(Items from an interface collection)
>>>>>

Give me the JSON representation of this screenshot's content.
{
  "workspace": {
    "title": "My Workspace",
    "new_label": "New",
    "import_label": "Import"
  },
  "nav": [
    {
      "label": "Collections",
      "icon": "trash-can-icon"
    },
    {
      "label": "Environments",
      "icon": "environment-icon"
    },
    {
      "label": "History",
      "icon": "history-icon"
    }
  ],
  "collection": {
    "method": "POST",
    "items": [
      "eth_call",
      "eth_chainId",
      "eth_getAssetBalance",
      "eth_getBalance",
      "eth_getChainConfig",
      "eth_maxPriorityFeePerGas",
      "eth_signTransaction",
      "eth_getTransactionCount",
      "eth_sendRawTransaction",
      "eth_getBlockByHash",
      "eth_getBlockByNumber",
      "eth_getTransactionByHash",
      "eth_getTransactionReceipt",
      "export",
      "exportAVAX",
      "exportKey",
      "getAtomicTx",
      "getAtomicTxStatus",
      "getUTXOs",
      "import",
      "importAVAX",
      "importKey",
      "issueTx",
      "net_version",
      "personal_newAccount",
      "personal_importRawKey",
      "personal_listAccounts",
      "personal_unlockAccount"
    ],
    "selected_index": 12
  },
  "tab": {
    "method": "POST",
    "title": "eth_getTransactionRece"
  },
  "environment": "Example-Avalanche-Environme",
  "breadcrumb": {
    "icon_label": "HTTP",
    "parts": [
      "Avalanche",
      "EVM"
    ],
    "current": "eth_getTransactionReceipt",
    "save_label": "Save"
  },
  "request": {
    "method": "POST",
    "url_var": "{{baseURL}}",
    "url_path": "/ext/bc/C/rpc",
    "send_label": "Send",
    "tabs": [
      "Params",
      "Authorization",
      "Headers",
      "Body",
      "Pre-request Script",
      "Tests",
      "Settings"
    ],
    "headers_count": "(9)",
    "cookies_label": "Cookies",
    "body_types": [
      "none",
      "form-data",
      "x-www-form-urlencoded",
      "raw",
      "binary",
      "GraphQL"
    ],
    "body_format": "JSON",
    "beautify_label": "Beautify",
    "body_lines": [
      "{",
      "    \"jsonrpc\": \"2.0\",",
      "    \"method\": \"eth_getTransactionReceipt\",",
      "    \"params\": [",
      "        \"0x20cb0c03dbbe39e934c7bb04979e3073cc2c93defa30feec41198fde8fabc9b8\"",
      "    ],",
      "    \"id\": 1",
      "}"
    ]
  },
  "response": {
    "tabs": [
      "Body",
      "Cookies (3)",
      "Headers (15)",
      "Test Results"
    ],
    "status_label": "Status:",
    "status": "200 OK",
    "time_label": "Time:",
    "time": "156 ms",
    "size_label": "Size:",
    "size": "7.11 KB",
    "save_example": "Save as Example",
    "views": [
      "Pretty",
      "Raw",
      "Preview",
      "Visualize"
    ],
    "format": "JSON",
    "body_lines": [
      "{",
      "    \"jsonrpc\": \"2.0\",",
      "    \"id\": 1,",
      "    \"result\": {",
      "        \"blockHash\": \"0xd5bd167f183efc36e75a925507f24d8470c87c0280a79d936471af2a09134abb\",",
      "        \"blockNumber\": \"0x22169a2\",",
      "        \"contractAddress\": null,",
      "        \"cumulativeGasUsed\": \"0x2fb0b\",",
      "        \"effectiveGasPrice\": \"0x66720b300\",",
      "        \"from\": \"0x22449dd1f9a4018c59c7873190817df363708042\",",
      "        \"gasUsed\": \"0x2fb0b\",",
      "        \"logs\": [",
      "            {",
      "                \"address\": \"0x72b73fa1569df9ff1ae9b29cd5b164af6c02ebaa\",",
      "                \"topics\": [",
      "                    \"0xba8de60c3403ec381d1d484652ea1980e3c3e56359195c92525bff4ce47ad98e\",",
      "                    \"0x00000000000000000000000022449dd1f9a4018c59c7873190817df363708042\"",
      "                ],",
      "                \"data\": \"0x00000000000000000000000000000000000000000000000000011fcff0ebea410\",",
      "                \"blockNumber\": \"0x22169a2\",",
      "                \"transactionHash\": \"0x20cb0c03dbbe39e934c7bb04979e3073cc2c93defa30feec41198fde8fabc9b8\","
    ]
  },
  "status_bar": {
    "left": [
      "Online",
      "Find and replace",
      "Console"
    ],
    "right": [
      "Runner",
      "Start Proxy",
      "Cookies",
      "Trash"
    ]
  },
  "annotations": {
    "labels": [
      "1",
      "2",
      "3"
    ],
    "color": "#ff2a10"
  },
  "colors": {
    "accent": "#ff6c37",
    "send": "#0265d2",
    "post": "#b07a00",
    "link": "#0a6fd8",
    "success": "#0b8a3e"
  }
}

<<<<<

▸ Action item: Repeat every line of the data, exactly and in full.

▸ Result of the task:
Give me the JSON representation of this screenshot's content.
{
  "workspace": {
    "title": "My Workspace",
    "new_label": "New",
    "import_label": "Import"
  },
  "nav": [
    {
      "label": "Collections",
      "icon": "trash-can-icon"
    },
    {
      "label": "Environments",
      "icon": "environment-icon"
    },
    {
      "label": "History",
      "icon": "history-icon"
    }
  ],
  "collection": {
    "method": "POST",
    "items": [
      "eth_call",
      "eth_chainId",
      "eth_getAssetBalance",
      "eth_getBalance",
      "eth_getChainConfig",
      "eth_maxPriorityFeePerGas",
      "eth_signTransaction",
      "eth_getTransactionCount",
      "eth_sendRawTransaction",
      "eth_getBlockByHash",
      "eth_getBlockByNumber",
      "eth_getTransactionByHash",
      "eth_getTransactionReceipt",
      "export",
      "exportAVAX",
      "exportKey",
      "getAtomicTx",
      "getAtomicTxStatus",
      "getUTXOs",
      "import",
      "importAVAX",
      "importKey",
      "issueTx",
      "net_version",
      "personal_newAccount",
      "personal_importRawKey",
      "personal_listAccounts",
      "personal_unlockAccount"
    ],
    "selected_index": 12
  },
  "tab": {
    "method": "POST",
    "title": "eth_getTransactionRece"
  },
  "environment": "Example-Avalanche-Environme",
  "breadcrumb": {
    "icon_label": "HTTP",
    "parts": [
      "Avalanche",
      "EVM"
    ],
    "current": "eth_getTransactionReceipt",
    "save_label": "Save"
  },
  "request": {
    "method": "POST",
    "url_var": "{{baseURL}}",
    "url_path": "/ext/bc/C/rpc",
    "send_label": "Send",
    "tabs": [
      "Params",
      "Authorization",
      "Headers",
      "Body",
      "Pre-request Script",
      "Tests",
      "Settings"
    ],
    "headers_count": "(9)",
    "cookies_label": "Cookies",
    "body_types": [
      "none",
      "form-data",
      "x-www-form-urlencoded",
      "raw",
      "binary",
      "GraphQL"
    ],
    "body_format": "JSON",
    "beautify_label": "Beautify",
    "body_lines": [
      "{",
      "    \"jsonrpc\": \"2.0\",",
      "    \"method\": \"eth_getTransactionReceipt\",",
      "    \"params\": [",
      "        \"0x20cb0c03dbbe39e934c7bb04979e3073cc2c93defa30feec41198fde8fabc9b8\"",
      "    ],",
      "    \"id\": 1",
      "}"
    ]
  },
  "response": {
    "tabs": [
      "Body",
      "Cookies (3)",
      "Headers (15)",
      "Test Results"
    ],
    "status_label": "Status:",
    "status": "200 OK",
    "time_label": "Time:",
    "time": "156 ms",
    "size_label": "Size:",
    "size": "7.11 KB",
    "save_example": "Save as Example",
    "views": [
      "Pretty",
      "Raw",
      "Preview",
      "Visualize"
    ],
    "format": "JSON",
    "body_lines": [
      "{",
      "    \"jsonrpc\": \"2.0\",",
      "    \"id\": 1,",
      "    \"result\": {",
      "        \"blockHash\": \"0xd5bd167f183efc36e75a925507f24d8470c87c0280a79d936471af2a09134abb\",",
      "        \"blockNumber\": \"0x22169a2\",",
      "        \"contractAddress\": null,",
      "        \"cumulativeGasUsed\": \"0x2fb0b\",",
      "        \"effectiveGasPrice\": \"0x66720b300\",",
      "        \"from\": \"0x22449dd1f9a4018c59c7873190817df363708042\",",
      "        \"gasUsed\": \"0x2fb0b\",",
      "        \"logs\": [",
      "            {",
      "                \"address\": \"0x72b73fa1569df9ff1ae9b29cd5b164af6c02ebaa\",",
      "                \"topics\": [",
      "                    \"0xba8de60c3403ec381d1d484652ea1980e3c3e56359195c92525bff4ce47ad98e\",",
      "                    \"0x00000000000000000000000022449dd1f9a4018c59c7873190817df363708042\"",
      "                ],",
      "                \"data\": \"0x00000000000000000000000000000000000000000000000000011fcff0ebea410\",",
      "                \"blockNumber\": \"0x22169a2\",",
      "                \"transactionHash\": \"0x20cb0c03dbbe39e934c7bb04979e3073cc2c93defa30feec41198fde8fabc9b8\","
    ]
  },
  "status_bar": {
    "left": [
      "Online",
      "Find and replace",
      "Console"
    ],
    "right": [
      "Runner",
      "Start Proxy",
      "Cookies",
      "Trash"
    ]
  },
  "annotations": {
    "labels": [
      "1",
      "2",
      "3"
    ],
    "color": "#ff2a10"
  },
  "colors": {
    "accent": "#ff6c37",
    "send": "#0265d2",
    "post": "#b07a00",
    "link": "#0a6fd8",
    "success": "#0b8a3e"
  }
}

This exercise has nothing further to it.